## Try it
Copy out the data so that nothing differs from the original.
*** Block opens ***
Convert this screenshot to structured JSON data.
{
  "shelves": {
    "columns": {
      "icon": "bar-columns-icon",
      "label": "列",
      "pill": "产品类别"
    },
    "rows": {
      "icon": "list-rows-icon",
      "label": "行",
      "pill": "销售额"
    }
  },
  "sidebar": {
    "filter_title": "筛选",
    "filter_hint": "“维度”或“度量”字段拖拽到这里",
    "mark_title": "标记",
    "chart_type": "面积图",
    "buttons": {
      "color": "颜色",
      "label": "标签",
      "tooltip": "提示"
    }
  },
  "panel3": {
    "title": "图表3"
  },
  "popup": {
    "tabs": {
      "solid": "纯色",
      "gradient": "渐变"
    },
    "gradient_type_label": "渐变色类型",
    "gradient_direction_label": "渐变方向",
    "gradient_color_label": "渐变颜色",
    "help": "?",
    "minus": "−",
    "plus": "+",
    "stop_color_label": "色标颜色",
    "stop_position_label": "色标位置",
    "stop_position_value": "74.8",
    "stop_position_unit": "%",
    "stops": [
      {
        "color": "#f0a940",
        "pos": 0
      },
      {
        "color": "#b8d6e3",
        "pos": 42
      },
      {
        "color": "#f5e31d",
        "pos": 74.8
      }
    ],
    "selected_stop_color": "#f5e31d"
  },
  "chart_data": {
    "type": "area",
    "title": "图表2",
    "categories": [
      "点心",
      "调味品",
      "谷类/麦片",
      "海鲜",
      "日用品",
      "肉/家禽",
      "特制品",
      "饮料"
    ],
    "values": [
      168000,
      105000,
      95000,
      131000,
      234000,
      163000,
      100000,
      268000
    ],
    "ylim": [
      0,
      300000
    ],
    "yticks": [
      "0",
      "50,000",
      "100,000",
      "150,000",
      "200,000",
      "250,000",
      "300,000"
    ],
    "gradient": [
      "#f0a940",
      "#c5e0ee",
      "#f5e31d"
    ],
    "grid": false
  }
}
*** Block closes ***
## Expected output
Convert this screenshot to structured JSON data.
{
  "shelves": {
    "columns": {
      "icon": "bar-columns-icon",
      "label": "列",
      "pill": "产品类别"
    },
    "rows": {
      "icon": "list-rows-icon",
      "label": "行",
      "pill": "销售额"
    }
  },
  "sidebar": {
    "filter_title": "筛选",
    "filter_hint": "“维度”或“度量”字段拖拽到这里",
    "mark_title": "标记",
    "chart_type": "面积图",
    "buttons": {
      "color": "颜色",
      "label": "标签",
      "tooltip": "提示"
    }
  },
  "panel3": {
    "title": "图表3"
  },
  "popup": {
    "tabs": {
      "solid": "纯色",
      "gradient": "渐变"
    },
    "gradient_type_label": "渐变色类型",
    "gradient_direction_label": "渐变方向",
    "gradient_color_label": "渐变颜色",
    "help": "?",
    "minus": "−",
    "plus": "+",
    "stop_color_label": "色标颜色",
    "stop_position_label": "色标位置",
    "stop_position_value": "74.8",
    "stop_position_unit": "%",
    "stops": [
      {
        "color": "#f0a940",
        "pos": 0
      },
      {
        "color": "#b8d6e3",
        "pos": 42
      },
      {
        "color": "#f5e31d",
        "pos": 74.8
      }
    ],
    "selected_stop_color": "#f5e31d"
  },
  "chart_data": {
    "type": "area",
    "title": "图表2",
    "categories": [
      "点心",
      "调味品",
      "谷类/麦片",
      "海鲜",
      "日用品",
      "肉/家禽",
      "特制品",
      "饮料"
    ],
    "values": [
      168000,
      105000,
      95000,
      131000,
      234000,
      163000,
      100000,
      268000
    ],
    "ylim": [
      0,
      300000
    ],
    "yticks": [
      "0",
      "50,000",
      "100,000",
      "150,000",
      "200,000",
      "250,000",
      "300,000"
    ],
    "gradient": [
      "#f0a940",
      "#c5e0ee",
      "#f5e31d"
    ],
    "grid": false
  }
}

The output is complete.